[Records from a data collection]
********
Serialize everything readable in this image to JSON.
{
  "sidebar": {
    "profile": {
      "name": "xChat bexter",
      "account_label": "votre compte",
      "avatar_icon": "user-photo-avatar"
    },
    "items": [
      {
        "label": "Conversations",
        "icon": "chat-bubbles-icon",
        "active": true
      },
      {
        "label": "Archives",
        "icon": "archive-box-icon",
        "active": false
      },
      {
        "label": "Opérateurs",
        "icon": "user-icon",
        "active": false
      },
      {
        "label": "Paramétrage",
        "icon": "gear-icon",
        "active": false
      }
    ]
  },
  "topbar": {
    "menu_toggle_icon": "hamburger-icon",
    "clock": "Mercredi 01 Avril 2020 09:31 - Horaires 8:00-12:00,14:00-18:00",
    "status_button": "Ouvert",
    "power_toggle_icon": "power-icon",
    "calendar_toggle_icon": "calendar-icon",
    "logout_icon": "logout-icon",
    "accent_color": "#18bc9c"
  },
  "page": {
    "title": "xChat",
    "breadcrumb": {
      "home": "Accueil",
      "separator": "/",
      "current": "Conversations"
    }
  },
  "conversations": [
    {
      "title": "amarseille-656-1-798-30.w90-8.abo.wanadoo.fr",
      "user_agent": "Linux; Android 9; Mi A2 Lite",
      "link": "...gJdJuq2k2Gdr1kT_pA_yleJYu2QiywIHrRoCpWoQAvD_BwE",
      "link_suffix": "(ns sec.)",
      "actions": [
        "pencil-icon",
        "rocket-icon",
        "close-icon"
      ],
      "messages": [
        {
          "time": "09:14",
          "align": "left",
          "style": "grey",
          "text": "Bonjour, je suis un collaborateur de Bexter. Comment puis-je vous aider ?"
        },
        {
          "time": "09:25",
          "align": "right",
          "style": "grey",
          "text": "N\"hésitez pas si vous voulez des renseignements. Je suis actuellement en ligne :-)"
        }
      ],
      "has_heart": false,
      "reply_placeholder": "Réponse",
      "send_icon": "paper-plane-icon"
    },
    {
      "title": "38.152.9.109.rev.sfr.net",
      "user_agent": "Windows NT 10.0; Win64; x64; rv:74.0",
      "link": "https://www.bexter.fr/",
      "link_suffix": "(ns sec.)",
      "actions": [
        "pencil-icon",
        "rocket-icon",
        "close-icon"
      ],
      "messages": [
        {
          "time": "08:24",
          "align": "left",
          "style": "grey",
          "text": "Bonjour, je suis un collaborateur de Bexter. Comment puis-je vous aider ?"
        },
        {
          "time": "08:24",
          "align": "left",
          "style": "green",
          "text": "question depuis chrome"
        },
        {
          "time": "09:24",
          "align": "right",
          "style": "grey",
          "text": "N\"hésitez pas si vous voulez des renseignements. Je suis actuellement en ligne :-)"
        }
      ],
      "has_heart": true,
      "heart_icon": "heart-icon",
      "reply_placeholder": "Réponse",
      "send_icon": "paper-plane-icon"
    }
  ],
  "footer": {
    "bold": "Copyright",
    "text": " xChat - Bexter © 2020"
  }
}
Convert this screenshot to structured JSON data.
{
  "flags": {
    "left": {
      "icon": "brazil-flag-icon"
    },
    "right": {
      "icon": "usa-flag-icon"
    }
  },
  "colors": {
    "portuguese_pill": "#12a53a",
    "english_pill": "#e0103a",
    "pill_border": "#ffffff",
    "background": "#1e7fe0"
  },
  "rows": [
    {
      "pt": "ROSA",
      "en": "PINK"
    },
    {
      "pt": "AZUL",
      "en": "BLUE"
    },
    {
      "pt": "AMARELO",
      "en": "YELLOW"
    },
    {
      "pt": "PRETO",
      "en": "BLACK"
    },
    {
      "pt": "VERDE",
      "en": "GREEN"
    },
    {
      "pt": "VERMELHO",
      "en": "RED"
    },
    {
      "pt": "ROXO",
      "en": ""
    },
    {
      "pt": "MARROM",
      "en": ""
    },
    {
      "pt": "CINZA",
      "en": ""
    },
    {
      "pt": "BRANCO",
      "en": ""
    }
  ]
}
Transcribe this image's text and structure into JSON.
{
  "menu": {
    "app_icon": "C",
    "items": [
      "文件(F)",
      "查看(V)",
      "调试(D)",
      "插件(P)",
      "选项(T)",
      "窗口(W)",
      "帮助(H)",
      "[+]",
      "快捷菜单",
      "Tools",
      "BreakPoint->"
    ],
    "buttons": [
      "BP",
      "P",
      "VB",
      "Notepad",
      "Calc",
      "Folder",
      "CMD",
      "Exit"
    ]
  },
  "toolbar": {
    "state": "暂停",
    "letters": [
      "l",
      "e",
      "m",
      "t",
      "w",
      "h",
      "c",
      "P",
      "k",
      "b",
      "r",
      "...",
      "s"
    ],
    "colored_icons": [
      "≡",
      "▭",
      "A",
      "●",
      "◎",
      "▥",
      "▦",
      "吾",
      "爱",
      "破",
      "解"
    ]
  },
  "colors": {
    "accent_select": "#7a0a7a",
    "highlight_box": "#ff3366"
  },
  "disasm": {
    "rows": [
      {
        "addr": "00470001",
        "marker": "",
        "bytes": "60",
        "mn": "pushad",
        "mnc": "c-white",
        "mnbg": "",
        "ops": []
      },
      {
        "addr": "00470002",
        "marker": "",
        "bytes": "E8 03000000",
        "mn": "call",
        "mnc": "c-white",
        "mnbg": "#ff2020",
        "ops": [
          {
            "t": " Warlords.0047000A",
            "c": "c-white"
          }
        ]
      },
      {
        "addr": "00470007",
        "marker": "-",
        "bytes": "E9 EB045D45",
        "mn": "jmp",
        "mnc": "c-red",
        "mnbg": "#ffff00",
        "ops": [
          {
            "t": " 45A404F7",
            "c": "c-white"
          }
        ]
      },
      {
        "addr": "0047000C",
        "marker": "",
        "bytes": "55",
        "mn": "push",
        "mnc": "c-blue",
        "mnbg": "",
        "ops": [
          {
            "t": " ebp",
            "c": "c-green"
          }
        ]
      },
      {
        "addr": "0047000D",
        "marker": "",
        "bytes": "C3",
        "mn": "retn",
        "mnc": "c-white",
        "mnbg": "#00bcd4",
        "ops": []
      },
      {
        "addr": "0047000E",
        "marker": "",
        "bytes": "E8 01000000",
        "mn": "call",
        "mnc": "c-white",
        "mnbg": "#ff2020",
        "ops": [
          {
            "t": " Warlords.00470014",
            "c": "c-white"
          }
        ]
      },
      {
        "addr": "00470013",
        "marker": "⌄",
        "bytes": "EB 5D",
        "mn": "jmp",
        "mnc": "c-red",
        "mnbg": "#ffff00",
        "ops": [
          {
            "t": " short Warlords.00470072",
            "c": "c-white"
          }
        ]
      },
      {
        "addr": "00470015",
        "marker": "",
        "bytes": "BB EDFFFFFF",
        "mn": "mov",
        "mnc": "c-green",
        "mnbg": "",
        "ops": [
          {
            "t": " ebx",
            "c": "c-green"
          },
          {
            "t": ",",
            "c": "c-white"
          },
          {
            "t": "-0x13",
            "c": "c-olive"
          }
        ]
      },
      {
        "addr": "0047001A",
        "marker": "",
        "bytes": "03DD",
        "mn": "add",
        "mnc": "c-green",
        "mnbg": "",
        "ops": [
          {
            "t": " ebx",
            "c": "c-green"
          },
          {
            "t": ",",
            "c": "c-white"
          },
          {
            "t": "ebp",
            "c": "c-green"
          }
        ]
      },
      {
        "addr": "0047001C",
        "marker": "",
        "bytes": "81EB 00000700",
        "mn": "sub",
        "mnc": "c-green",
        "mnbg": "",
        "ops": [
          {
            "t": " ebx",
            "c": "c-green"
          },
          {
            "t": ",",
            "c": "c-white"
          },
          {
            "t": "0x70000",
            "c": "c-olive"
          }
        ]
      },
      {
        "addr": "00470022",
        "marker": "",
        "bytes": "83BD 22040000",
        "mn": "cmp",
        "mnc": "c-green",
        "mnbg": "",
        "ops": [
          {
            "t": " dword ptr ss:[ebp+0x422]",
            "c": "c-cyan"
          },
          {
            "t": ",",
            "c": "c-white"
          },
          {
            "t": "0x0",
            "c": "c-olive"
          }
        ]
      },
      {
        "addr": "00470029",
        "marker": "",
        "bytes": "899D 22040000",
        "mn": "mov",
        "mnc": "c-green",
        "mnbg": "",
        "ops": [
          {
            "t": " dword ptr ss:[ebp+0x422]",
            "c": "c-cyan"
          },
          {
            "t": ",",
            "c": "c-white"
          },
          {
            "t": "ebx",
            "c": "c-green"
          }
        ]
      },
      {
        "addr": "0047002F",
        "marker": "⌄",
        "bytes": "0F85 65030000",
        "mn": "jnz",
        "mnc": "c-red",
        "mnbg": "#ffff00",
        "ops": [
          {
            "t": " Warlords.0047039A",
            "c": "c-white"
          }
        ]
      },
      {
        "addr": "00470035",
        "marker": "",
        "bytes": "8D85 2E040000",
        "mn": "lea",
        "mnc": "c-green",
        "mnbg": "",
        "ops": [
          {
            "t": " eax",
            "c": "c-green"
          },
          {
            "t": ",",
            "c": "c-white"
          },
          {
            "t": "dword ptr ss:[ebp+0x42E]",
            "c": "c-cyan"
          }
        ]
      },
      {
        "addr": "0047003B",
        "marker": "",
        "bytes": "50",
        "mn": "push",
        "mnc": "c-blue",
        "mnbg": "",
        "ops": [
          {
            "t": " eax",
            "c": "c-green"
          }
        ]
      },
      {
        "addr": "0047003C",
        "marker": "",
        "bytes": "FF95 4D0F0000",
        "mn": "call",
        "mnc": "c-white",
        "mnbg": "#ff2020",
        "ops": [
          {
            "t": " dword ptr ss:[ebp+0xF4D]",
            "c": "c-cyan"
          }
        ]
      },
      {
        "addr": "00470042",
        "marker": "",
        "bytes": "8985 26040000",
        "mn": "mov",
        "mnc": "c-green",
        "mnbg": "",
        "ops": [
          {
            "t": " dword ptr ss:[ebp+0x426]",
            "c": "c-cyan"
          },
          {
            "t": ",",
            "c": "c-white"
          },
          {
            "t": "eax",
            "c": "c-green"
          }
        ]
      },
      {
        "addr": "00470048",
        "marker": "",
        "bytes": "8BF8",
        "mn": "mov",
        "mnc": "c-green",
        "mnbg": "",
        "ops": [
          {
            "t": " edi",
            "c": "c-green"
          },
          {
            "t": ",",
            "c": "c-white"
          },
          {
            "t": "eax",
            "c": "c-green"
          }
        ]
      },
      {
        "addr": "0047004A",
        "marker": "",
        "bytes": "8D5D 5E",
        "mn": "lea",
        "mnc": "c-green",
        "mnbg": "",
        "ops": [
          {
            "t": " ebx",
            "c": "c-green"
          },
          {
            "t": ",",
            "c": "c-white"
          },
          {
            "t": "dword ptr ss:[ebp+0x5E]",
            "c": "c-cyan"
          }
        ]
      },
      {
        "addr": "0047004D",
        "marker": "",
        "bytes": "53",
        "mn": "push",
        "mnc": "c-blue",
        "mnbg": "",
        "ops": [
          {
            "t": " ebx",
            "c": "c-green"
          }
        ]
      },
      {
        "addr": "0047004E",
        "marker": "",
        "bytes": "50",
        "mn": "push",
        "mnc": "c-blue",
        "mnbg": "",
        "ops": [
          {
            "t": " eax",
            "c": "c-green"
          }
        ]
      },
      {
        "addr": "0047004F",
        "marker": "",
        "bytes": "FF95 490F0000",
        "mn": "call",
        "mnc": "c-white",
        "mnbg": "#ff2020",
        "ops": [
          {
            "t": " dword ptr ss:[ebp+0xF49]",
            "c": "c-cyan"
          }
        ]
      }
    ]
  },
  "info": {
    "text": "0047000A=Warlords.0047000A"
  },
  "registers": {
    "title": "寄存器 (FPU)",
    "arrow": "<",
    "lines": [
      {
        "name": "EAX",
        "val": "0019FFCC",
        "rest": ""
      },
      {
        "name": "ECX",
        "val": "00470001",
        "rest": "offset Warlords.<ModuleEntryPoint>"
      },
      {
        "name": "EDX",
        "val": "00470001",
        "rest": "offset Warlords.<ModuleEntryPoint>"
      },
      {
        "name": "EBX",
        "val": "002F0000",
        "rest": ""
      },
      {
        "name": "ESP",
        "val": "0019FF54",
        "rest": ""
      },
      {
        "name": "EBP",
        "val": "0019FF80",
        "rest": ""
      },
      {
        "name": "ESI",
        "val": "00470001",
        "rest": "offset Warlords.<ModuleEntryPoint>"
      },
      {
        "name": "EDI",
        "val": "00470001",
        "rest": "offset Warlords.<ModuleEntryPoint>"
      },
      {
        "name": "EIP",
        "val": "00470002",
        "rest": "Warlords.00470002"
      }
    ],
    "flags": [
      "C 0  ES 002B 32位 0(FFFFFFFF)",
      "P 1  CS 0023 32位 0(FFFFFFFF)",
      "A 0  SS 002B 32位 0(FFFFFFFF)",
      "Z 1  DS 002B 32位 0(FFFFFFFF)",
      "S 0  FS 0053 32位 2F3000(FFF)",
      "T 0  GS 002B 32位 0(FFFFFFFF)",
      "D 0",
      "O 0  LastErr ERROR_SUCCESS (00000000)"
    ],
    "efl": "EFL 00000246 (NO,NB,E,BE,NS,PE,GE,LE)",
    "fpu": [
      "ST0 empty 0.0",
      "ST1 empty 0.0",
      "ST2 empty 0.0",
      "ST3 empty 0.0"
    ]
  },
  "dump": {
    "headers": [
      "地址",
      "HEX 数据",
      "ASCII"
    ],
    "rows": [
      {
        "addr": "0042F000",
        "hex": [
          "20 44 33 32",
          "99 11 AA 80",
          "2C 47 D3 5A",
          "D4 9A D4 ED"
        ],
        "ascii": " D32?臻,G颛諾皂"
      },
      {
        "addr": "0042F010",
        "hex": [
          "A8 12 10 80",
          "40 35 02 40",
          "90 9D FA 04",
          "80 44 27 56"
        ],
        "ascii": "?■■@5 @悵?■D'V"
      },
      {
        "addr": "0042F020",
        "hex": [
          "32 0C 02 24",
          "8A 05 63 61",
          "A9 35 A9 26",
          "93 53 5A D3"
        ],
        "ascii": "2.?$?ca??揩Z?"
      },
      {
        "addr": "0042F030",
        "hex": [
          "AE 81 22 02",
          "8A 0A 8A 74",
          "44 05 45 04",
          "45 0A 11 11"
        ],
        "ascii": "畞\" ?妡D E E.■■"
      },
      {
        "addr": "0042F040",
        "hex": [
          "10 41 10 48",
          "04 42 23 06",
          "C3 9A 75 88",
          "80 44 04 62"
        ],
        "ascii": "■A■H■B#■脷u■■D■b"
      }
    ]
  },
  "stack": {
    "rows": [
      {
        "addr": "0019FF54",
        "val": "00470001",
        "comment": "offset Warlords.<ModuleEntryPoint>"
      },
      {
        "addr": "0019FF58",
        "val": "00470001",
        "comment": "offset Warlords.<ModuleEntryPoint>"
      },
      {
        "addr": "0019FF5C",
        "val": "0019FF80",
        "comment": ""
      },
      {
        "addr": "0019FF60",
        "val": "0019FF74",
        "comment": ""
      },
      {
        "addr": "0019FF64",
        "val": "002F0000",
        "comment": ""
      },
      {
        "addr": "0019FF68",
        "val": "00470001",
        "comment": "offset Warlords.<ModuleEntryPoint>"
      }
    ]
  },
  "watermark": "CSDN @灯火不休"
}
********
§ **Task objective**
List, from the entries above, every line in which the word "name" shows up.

§ **Answer to this exercise**
      "name": "xChat bexter",
        "name": "EAX",
        "name": "ECX",
        "name": "EDX",
        "name": "EBX",
        "name": "ESP",
        "name": "EBP",
        "name": "ESI",
        "name": "EDI",
        "name": "EIP",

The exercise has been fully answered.